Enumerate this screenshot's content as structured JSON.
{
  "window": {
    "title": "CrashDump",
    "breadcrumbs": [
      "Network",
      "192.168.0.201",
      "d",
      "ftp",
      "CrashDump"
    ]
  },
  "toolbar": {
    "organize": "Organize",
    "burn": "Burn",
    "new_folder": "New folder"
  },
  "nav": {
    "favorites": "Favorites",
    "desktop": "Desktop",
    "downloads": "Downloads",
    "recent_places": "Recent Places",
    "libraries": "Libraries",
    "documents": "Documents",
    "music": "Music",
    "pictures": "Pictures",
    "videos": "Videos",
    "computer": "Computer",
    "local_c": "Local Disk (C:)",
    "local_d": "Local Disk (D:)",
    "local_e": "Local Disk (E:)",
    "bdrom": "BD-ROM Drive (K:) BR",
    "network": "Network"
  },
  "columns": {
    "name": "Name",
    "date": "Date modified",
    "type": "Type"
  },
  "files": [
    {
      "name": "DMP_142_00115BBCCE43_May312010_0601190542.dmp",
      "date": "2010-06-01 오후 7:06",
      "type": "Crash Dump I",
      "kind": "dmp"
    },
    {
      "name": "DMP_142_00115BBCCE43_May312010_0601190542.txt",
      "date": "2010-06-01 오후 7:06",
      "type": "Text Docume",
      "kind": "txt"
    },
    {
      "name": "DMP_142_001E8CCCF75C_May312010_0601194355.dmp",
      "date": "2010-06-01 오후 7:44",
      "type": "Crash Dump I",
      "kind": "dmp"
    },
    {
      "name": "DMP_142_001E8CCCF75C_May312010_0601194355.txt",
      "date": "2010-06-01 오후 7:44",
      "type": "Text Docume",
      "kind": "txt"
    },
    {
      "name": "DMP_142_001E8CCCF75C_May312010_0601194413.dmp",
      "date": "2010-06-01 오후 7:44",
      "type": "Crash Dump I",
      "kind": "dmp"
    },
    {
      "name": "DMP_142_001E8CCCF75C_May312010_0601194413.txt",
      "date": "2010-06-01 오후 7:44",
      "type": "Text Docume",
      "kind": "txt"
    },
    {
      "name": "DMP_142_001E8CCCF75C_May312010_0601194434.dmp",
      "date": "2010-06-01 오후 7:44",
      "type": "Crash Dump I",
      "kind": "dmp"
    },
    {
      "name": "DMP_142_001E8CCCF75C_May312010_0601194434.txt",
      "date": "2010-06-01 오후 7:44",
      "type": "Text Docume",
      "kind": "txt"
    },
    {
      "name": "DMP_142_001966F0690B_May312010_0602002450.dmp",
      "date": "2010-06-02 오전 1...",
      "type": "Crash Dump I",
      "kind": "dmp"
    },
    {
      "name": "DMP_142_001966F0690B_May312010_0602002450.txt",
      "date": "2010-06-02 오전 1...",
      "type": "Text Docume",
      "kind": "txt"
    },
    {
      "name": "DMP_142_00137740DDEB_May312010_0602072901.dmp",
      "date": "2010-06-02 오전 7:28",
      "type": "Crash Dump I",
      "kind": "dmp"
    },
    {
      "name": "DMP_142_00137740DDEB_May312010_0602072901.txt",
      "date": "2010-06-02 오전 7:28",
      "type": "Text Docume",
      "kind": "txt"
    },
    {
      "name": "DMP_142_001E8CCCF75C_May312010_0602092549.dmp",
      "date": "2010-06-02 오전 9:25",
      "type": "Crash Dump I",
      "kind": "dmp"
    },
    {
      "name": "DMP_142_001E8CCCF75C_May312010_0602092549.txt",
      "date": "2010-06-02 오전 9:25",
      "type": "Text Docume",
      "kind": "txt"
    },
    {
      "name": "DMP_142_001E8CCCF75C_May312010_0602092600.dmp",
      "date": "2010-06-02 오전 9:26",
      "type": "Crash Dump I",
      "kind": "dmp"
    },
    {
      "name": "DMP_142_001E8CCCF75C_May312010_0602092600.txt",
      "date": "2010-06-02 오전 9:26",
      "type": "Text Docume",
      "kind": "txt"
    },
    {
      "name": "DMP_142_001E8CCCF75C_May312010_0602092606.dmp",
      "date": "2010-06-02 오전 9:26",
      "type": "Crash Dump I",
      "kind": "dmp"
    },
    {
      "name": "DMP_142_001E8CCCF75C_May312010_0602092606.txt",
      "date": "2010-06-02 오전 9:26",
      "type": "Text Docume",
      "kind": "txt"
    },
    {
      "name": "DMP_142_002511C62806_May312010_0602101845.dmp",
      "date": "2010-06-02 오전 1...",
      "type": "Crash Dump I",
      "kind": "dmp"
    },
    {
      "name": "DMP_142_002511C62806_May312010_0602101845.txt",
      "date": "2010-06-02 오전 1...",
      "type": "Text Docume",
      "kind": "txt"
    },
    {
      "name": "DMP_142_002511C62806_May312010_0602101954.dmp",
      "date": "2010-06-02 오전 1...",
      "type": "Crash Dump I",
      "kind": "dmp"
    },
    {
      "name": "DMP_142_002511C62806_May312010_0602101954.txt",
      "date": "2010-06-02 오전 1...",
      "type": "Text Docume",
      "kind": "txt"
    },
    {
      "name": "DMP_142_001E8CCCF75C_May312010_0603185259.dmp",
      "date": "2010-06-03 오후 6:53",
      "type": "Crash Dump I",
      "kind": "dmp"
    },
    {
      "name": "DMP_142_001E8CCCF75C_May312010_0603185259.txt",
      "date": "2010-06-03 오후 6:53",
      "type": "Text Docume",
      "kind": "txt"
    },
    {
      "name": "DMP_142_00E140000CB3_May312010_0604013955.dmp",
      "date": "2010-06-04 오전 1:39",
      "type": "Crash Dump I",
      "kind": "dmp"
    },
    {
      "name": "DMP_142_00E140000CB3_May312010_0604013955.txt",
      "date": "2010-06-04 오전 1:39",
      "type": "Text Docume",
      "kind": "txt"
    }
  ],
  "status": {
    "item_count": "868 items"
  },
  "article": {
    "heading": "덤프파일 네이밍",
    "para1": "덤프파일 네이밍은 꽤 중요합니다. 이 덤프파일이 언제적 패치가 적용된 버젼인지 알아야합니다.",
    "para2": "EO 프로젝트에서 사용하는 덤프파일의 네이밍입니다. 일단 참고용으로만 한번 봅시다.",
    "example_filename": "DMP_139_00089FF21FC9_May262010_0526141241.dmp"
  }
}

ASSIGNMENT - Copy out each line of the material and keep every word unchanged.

RESULT OF THIS EXERCISE -
Enumerate this screenshot's content as structured JSON.
{
  "window": {
    "title": "CrashDump",
    "breadcrumbs": [
      "Network",
      "192.168.0.201",
      "d",
      "ftp",
      "CrashDump"
    ]
  },
  "toolbar": {
    "organize": "Organize",
    "burn": "Burn",
    "new_folder": "New folder"
  },
  "nav": {
    "favorites": "Favorites",
    "desktop": "Desktop",
    "downloads": "Downloads",
    "recent_places": "Recent Places",
    "libraries": "Libraries",
    "documents": "Documents",
    "music": "Music",
    "pictures": "Pictures",
    "videos": "Videos",
    "computer": "Computer",
    "local_c": "Local Disk (C:)",
    "local_d": "Local Disk (D:)",
    "local_e": "Local Disk (E:)",
    "bdrom": "BD-ROM Drive (K:) BR",
    "network": "Network"
  },
  "columns": {
    "name": "Name",
    "date": "Date modified",
    "type": "Type"
  },
  "files": [
    {
      "name": "DMP_142_00115BBCCE43_May312010_0601190542.dmp",
      "date": "2010-06-01 오후 7:06",
      "type": "Crash Dump I",
      "kind": "dmp"
    },
    {
      "name": "DMP_142_00115BBCCE43_May312010_0601190542.txt",
      "date": "2010-06-01 오후 7:06",
      "type": "Text Docume",
      "kind": "txt"
    },
    {
      "name": "DMP_142_001E8CCCF75C_May312010_0601194355.dmp",
      "date": "2010-06-01 오후 7:44",
      "type": "Crash Dump I",
      "kind": "dmp"
    },
    {
      "name": "DMP_142_001E8CCCF75C_May312010_0601194355.txt",
      "date": "2010-06-01 오후 7:44",
      "type": "Text Docume",
      "kind": "txt"
    },
    {
      "name": "DMP_142_001E8CCCF75C_May312010_0601194413.dmp",
      "date": "2010-06-01 오후 7:44",
      "type": "Crash Dump I",
      "kind": "dmp"
    },
    {
      "name": "DMP_142_001E8CCCF75C_May312010_0601194413.txt",
      "date": "2010-06-01 오후 7:44",
      "type": "Text Docume",
      "kind": "txt"
    },
    {
      "name": "DMP_142_001E8CCCF75C_May312010_0601194434.dmp",
      "date": "2010-06-01 오후 7:44",
      "type": "Crash Dump I",
      "kind": "dmp"
    },
    {
      "name": "DMP_142_001E8CCCF75C_May312010_0601194434.txt",
      "date": "2010-06-01 오후 7:44",
      "type": "Text Docume",
      "kind": "txt"
    },
    {
      "name": "DMP_142_001966F0690B_May312010_0602002450.dmp",
      "date": "2010-06-02 오전 1...",
      "type": "Crash Dump I",
      "kind": "dmp"
    },
    {
      "name": "DMP_142_001966F0690B_May312010_0602002450.txt",
      "date": "2010-06-02 오전 1...",
      "type": "Text Docume",
      "kind": "txt"
    },
    {
      "name": "DMP_142_00137740DDEB_May312010_0602072901.dmp",
      "date": "2010-06-02 오전 7:28",
      "type": "Crash Dump I",
      "kind": "dmp"
    },
    {
      "name": "DMP_142_00137740DDEB_May312010_0602072901.txt",
      "date": "2010-06-02 오전 7:28",
      "type": "Text Docume",
      "kind": "txt"
    },
    {
      "name": "DMP_142_001E8CCCF75C_May312010_0602092549.dmp",
      "date": "2010-06-02 오전 9:25",
      "type": "Crash Dump I",
      "kind": "dmp"
    },
    {
      "name": "DMP_142_001E8CCCF75C_May312010_0602092549.txt",
      "date": "2010-06-02 오전 9:25",
      "type": "Text Docume",
      "kind": "txt"
    },
    {
      "name": "DMP_142_001E8CCCF75C_May312010_0602092600.dmp",
      "date": "2010-06-02 오전 9:26",
      "type": "Crash Dump I",
      "kind": "dmp"
    },
    {
      "name": "DMP_142_001E8CCCF75C_May312010_0602092600.txt",
      "date": "2010-06-02 오전 9:26",
      "type": "Text Docume",
      "kind": "txt"
    },
    {
      "name": "DMP_142_001E8CCCF75C_May312010_0602092606.dmp",
      "date": "2010-06-02 오전 9:26",
      "type": "Crash Dump I",
      "kind": "dmp"
    },
    {
      "name": "DMP_142_001E8CCCF75C_May312010_0602092606.txt",
      "date": "2010-06-02 오전 9:26",
      "type": "Text Docume",
      "kind": "txt"
    },
    {
      "name": "DMP_142_002511C62806_May312010_0602101845.dmp",
      "date": "2010-06-02 오전 1...",
      "type": "Crash Dump I",
      "kind": "dmp"
    },
    {
      "name": "DMP_142_002511C62806_May312010_0602101845.txt",
      "date": "2010-06-02 오전 1...",
      "type": "Text Docume",
      "kind": "txt"
    },
    {
      "name": "DMP_142_002511C62806_May312010_0602101954.dmp",
      "date": "2010-06-02 오전 1...",
      "type": "Crash Dump I",
      "kind": "dmp"
    },
    {
      "name": "DMP_142_002511C62806_May312010_0602101954.txt",
      "date": "2010-06-02 오전 1...",
      "type": "Text Docume",
      "kind": "txt"
    },
    {
      "name": "DMP_142_001E8CCCF75C_May312010_0603185259.dmp",
      "date": "2010-06-03 오후 6:53",
      "type": "Crash Dump I",
      "kind": "dmp"
    },
    {
      "name": "DMP_142_001E8CCCF75C_May312010_0603185259.txt",
      "date": "2010-06-03 오후 6:53",
      "type": "Text Docume",
      "kind": "txt"
    },
    {
      "name": "DMP_142_00E140000CB3_May312010_0604013955.dmp",
      "date": "2010-06-04 오전 1:39",
      "type": "Crash Dump I",
      "kind": "dmp"
    },
    {
      "name": "DMP_142_00E140000CB3_May312010_0604013955.txt",
      "date": "2010-06-04 오전 1:39",
      "type": "Text Docume",
      "kind": "txt"
    }
  ],
  "status": {
    "item_count": "868 items"
  },
  "article": {
    "heading": "덤프파일 네이밍",
    "para1": "덤프파일 네이밍은 꽤 중요합니다. 이 덤프파일이 언제적 패치가 적용된 버젼인지 알아야합니다.",
    "para2": "EO 프로젝트에서 사용하는 덤프파일의 네이밍입니다. 일단 참고용으로만 한번 봅시다.",
    "example_filename": "DMP_139_00089FF21FC9_May262010_0526141241.dmp"
  }
}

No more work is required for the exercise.